WHAT THE TASK REQUIRES
Lines with the string "left" must each be copied from the listing.

RECORDS PROVIDED
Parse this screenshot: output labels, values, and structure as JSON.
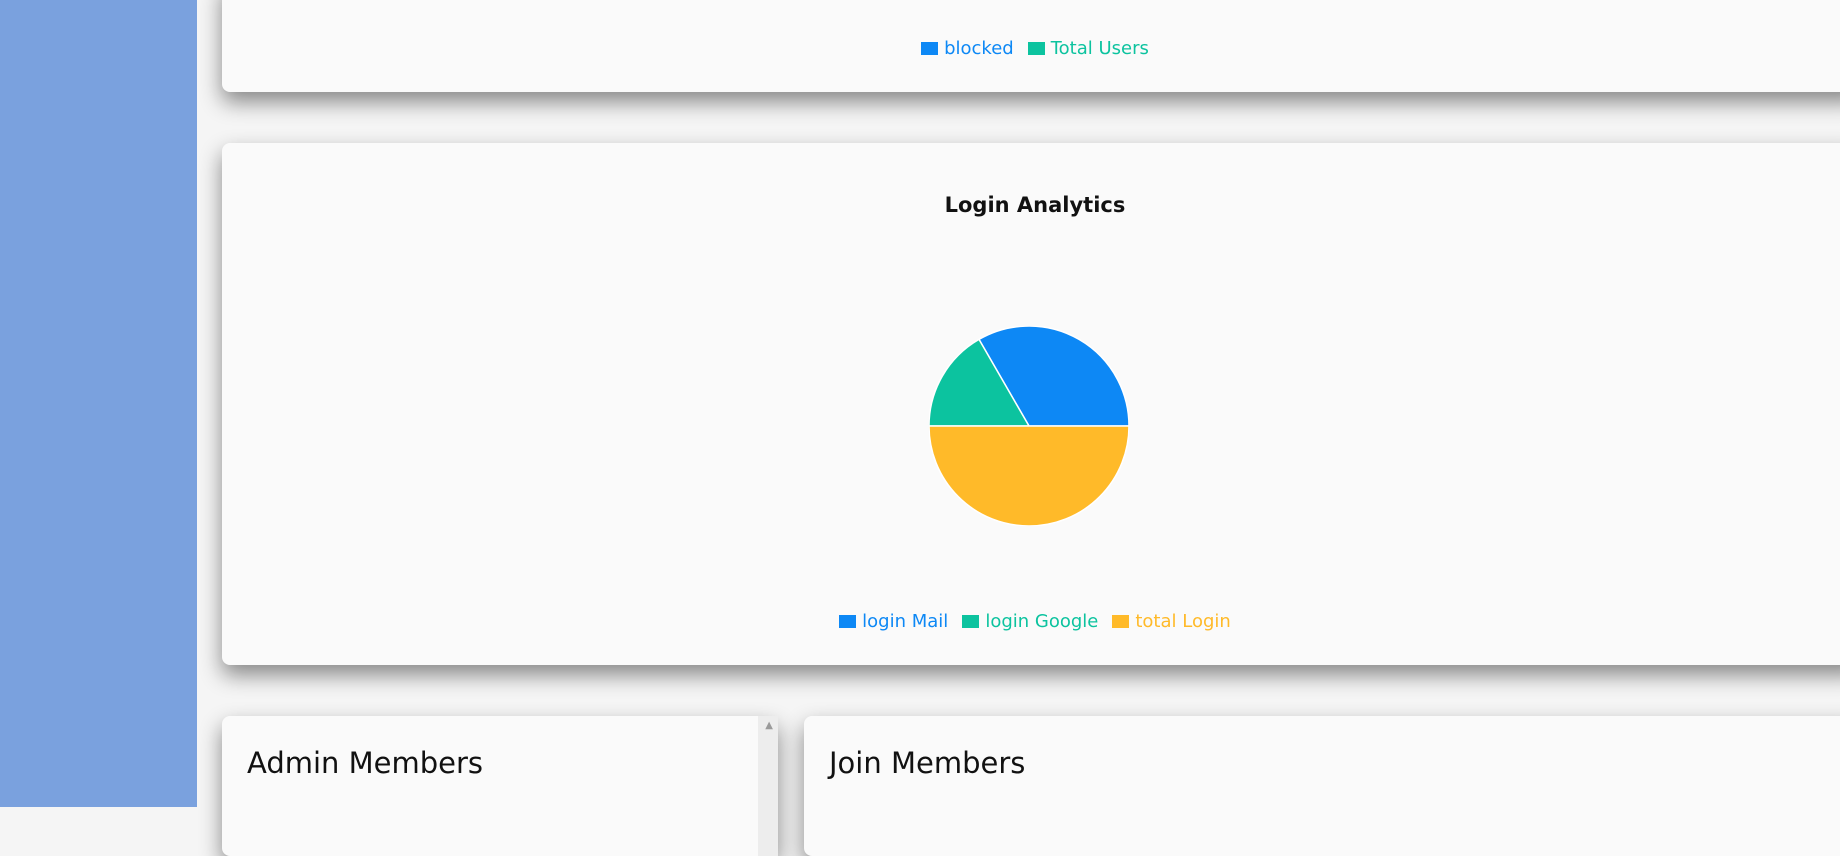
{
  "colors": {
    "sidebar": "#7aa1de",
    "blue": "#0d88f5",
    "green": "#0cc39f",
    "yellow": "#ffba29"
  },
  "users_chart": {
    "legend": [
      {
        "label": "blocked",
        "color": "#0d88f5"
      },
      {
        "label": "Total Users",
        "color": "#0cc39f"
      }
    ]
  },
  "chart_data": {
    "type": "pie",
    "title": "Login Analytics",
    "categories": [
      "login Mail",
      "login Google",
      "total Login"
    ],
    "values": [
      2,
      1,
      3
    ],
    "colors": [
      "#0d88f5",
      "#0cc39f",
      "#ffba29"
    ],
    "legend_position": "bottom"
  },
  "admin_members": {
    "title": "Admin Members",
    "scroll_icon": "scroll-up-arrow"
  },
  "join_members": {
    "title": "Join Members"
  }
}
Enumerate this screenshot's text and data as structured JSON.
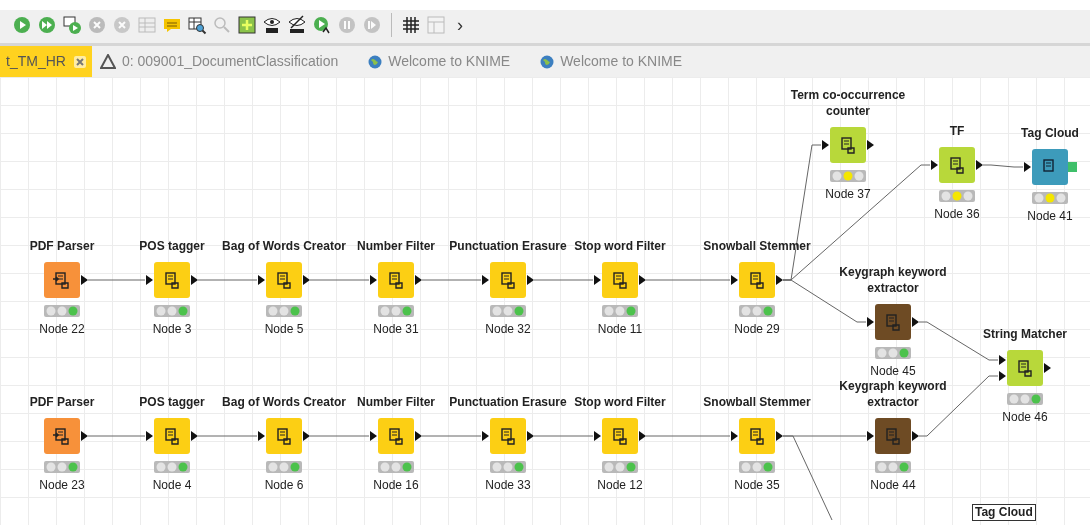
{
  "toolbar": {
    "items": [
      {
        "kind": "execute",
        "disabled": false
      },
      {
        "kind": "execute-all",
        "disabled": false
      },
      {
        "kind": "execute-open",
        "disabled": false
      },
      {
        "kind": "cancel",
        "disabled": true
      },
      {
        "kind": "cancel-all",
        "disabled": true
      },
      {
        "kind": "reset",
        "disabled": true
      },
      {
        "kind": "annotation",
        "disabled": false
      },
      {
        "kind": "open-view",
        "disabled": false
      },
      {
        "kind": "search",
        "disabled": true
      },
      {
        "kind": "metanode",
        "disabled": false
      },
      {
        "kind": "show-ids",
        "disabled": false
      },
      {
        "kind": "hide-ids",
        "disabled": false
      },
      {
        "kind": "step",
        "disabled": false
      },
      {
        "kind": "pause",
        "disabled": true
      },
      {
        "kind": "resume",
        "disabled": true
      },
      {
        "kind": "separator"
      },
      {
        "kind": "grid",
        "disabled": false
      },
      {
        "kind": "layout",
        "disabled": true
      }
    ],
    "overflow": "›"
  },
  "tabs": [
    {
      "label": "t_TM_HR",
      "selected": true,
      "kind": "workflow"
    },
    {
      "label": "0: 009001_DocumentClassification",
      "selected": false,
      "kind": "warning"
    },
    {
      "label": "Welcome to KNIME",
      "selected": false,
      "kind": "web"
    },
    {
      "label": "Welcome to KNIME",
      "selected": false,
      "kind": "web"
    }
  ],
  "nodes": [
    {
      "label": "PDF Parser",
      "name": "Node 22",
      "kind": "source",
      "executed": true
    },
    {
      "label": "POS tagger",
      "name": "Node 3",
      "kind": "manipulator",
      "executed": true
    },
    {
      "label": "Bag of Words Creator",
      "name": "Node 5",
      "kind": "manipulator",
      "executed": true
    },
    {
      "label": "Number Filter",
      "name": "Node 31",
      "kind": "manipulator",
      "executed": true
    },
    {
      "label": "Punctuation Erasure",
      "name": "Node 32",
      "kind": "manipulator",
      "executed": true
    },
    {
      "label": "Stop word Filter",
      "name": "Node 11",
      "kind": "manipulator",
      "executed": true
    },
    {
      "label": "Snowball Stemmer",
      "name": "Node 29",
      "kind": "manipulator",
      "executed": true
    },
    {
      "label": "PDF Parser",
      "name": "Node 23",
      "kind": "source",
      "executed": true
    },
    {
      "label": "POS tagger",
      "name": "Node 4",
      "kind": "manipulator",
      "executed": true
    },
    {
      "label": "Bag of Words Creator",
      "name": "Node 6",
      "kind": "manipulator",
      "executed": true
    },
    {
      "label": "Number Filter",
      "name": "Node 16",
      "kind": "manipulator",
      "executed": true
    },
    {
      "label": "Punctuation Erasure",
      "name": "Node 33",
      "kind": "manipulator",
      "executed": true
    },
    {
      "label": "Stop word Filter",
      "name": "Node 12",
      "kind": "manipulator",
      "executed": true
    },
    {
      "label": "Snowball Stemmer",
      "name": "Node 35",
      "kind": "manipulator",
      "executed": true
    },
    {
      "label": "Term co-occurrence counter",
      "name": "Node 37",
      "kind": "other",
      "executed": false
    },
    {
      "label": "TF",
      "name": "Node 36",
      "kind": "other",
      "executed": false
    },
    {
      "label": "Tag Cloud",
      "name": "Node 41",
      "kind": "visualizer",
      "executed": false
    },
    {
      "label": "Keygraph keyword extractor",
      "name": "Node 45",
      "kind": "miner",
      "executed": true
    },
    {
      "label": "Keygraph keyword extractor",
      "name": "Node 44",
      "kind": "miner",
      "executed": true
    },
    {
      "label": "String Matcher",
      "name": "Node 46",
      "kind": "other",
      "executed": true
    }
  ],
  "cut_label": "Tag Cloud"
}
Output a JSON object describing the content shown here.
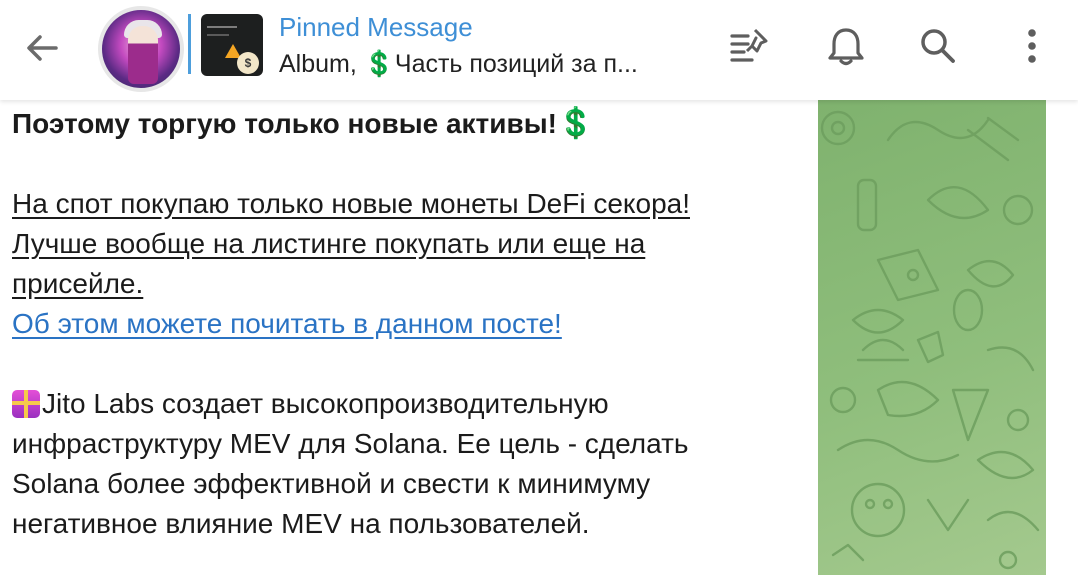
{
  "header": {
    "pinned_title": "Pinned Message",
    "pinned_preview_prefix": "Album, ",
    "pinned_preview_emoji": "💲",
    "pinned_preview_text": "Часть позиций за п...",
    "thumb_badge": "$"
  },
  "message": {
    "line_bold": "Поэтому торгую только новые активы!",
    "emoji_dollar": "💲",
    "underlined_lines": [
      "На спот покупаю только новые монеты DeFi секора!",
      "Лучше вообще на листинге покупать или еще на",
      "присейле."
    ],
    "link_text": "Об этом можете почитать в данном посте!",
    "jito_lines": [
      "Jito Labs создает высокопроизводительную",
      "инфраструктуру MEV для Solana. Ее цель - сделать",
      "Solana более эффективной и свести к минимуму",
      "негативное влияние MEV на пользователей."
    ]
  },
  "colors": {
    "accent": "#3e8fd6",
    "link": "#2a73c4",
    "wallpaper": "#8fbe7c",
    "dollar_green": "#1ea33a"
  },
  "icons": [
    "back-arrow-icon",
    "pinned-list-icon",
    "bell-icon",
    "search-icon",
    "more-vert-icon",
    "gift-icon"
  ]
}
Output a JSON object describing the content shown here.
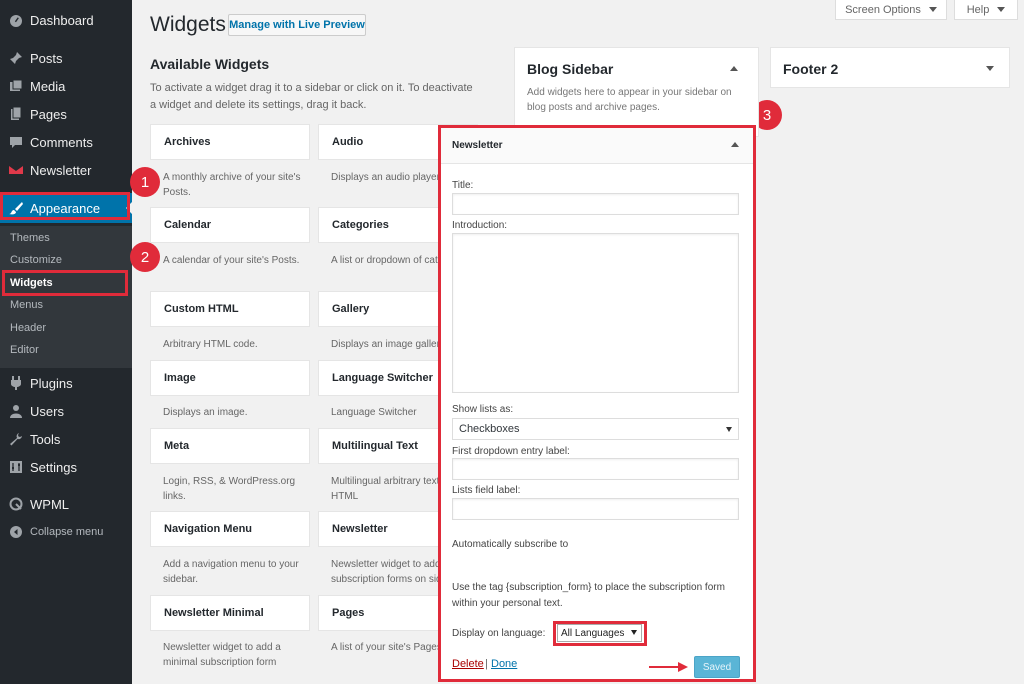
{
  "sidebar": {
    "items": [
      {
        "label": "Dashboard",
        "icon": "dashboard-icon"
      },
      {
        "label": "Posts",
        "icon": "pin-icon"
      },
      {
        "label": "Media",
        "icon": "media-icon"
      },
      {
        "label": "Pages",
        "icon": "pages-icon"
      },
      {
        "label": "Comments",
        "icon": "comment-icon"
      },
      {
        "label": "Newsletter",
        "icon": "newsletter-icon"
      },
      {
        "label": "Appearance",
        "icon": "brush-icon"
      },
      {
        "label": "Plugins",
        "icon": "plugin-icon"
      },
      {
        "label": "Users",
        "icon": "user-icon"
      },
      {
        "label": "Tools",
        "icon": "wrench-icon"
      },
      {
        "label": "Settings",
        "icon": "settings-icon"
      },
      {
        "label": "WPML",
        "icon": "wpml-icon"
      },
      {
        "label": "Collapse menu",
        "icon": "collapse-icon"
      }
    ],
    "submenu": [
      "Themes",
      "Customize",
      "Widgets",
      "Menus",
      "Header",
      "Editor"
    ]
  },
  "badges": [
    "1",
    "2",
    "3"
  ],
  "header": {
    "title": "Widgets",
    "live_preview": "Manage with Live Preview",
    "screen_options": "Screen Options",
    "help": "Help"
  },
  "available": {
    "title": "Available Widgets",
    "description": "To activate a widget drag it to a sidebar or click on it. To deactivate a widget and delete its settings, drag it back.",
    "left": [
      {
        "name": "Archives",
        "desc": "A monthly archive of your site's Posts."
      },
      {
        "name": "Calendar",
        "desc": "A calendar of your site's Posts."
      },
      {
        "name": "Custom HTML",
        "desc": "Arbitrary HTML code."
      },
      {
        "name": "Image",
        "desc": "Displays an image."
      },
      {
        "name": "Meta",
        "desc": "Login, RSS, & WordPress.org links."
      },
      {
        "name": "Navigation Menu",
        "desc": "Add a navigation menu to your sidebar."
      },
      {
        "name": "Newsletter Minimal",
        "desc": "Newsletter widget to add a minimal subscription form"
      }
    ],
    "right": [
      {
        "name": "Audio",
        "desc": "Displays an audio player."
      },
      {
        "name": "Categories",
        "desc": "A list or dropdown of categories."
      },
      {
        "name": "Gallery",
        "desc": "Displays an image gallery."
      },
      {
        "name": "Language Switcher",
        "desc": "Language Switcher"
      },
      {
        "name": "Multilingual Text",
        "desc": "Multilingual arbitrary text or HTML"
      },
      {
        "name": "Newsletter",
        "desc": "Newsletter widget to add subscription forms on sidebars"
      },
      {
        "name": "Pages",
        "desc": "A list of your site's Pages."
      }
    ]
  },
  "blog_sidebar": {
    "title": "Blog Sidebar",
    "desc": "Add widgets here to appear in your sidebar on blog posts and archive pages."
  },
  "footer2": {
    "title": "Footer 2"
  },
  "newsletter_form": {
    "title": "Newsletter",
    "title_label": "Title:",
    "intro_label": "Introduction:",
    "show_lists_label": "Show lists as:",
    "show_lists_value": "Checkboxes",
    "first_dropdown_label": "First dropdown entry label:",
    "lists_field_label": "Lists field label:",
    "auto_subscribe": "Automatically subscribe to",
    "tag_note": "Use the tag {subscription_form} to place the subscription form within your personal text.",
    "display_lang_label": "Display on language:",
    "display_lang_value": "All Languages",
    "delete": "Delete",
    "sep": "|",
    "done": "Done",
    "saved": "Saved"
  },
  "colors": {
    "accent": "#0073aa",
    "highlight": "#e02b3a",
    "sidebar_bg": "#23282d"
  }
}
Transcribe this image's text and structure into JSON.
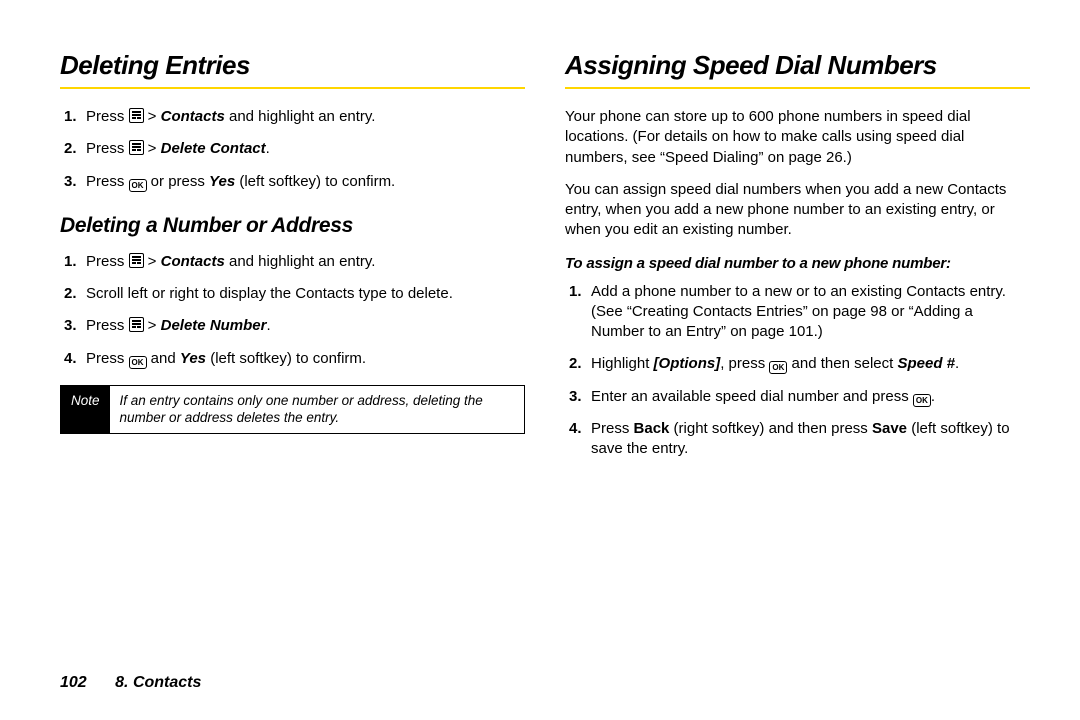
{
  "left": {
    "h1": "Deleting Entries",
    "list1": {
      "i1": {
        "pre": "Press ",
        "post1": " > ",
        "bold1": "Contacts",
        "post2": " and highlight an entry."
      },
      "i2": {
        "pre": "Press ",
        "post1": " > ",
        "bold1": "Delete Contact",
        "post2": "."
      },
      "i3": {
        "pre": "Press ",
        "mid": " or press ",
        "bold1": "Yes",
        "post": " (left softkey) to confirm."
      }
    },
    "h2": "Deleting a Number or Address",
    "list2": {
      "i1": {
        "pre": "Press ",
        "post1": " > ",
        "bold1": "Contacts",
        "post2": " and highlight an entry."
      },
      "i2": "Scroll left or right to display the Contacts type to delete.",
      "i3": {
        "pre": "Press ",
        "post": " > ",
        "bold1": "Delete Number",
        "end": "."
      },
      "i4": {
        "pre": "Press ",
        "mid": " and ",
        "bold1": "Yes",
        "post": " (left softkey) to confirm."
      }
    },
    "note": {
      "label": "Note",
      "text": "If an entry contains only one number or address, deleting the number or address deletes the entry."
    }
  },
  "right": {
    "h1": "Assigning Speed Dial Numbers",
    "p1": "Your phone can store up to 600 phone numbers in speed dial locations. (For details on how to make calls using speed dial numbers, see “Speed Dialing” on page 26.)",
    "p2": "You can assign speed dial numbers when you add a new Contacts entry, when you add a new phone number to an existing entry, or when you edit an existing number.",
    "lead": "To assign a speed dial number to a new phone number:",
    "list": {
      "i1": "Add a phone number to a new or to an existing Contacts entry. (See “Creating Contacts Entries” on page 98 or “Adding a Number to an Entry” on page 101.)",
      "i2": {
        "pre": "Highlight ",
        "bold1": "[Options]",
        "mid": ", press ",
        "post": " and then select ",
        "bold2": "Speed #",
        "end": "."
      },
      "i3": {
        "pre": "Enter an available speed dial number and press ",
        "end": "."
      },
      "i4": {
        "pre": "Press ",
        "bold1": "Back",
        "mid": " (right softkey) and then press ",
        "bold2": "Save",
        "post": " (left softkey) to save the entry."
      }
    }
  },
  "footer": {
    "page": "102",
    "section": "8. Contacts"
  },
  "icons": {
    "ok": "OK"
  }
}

WRITTEN ANSWER
    "left": [
  "left": {
        "post": " (left softkey) to confirm."
      "i2": "Scroll left or right to display the Contacts type to delete.",
        "post": " (left softkey) to confirm."
        "post": " (left softkey) to save the entry."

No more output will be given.